Another reason for choosing this photograph as an example is its potential for monstration beyond our immediate perception. Before we see it, this photograph is unknown (monstrous) in the ordinary, banal sense. When we look at it, it continues to be unknown (monstrous) in the sense that we don’t immediately know what is being shown. We need to create a story (narrative/description) that explains the photograph to us in a manner which we find acceptable individually. For some it may be moral outrage because they assume the model is a child, or because they believe that all photographs of naked women are oppressive and exploitative; for others it may be sexual (it may be an image which matches a sexual fantasy of theirs, or which matches actual sexual behaviour, be it lying in the bath tub or standing next to it); for others it may be that they look long and hard and enjoy the shapes and lines and tones of the image; for others…
Whichever is the case, it is clear that each viewer will bring their own understanding of the world, their own fears and anxieties, to the photograph and, in the process, will give their own ‘meaning’ to it.
The point about this is that ambiguity is inevitable. Artists are, or should be, renowned for their use of this ambiguity, for the manner in which the ambiguity of the photograph is manipulated.

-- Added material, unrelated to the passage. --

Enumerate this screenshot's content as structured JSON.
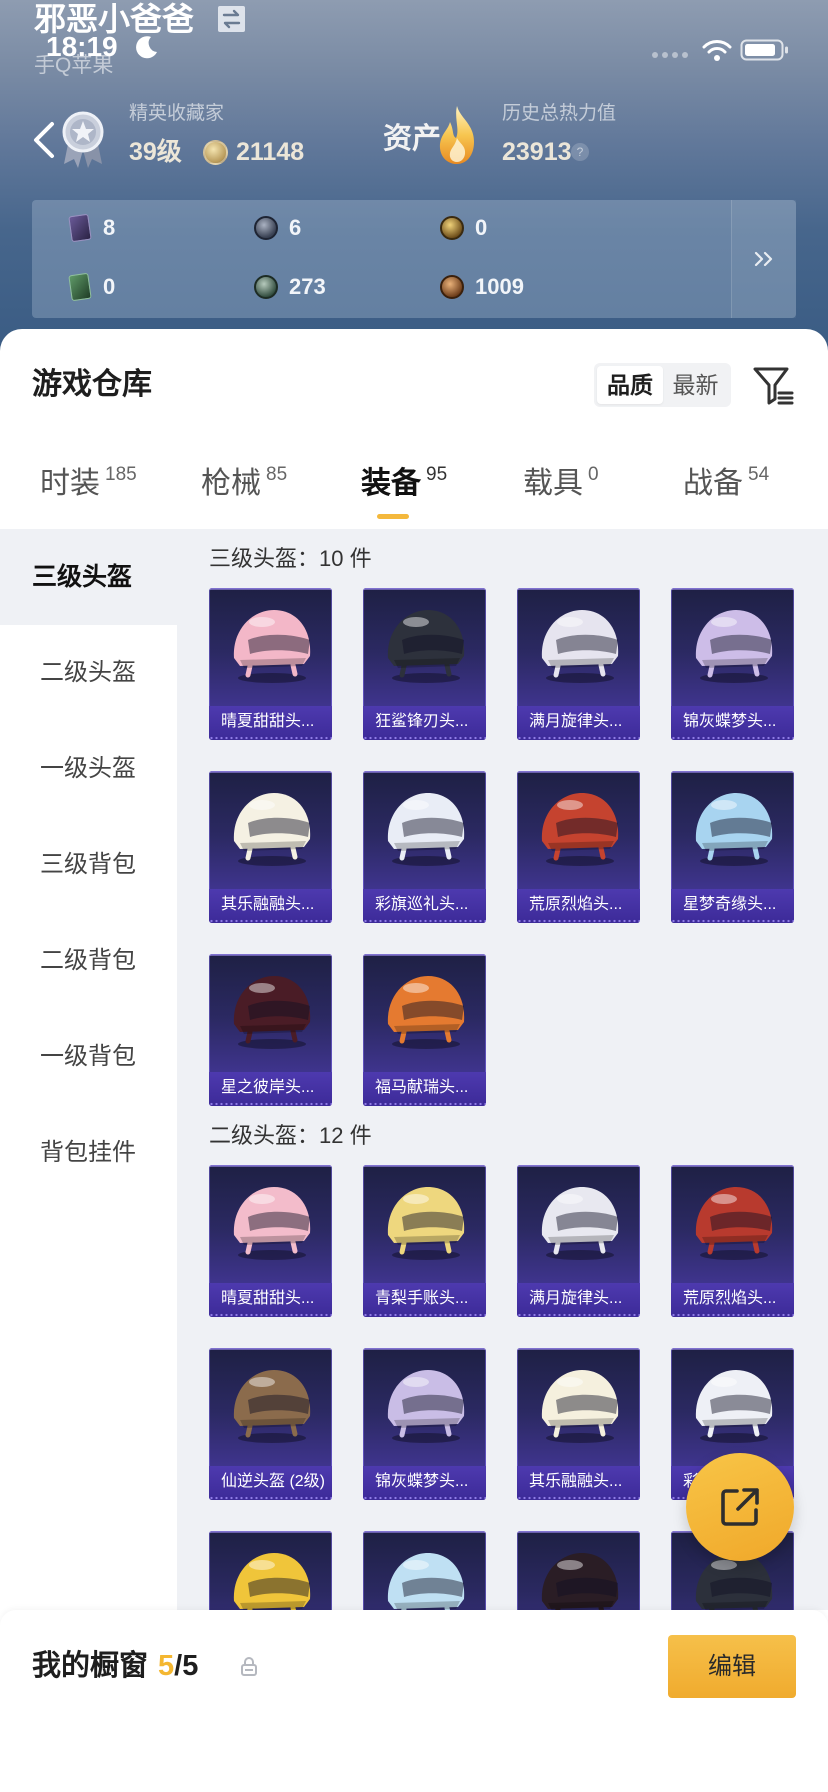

Ambiguity in a photograph isn’t a problem, especially in art, unless we impose a truth value on it. But, of course, this is what we so often do; we say It looks like this and we believe this, so it must be this. The truth value that is imposed, viz., that it is in fact what we tell ourselves it is, in many if not all cases is external to the image itself.
The point is that humans like certainty, but a photograph is inherently uncertain (ambiguous), and in order to give ourselves certainty we tell ourselves a story which we know is the truth, the whole truth, and nothing but a fiction we use to give us the illusion of the truth, the whole truth…
It is this lack of certainty alone which may justify the use of the term ‘monstrous’ in terms of images, and this lack of certainty is something we never can be rid of, except, perhaps, by long contemplation of the image without the intrusion of too much prejudice and thought.
I want to finish this post by showing (sic) one of my favourite ambiguous photographs by Bill Henson.
What do you make of this photograph? Be careful now, your thoughts will betray you to yourself. Fortunately, only you will know.
What do I think? Perhaps I’ll tell you another time, if I can find words for the knowledge within.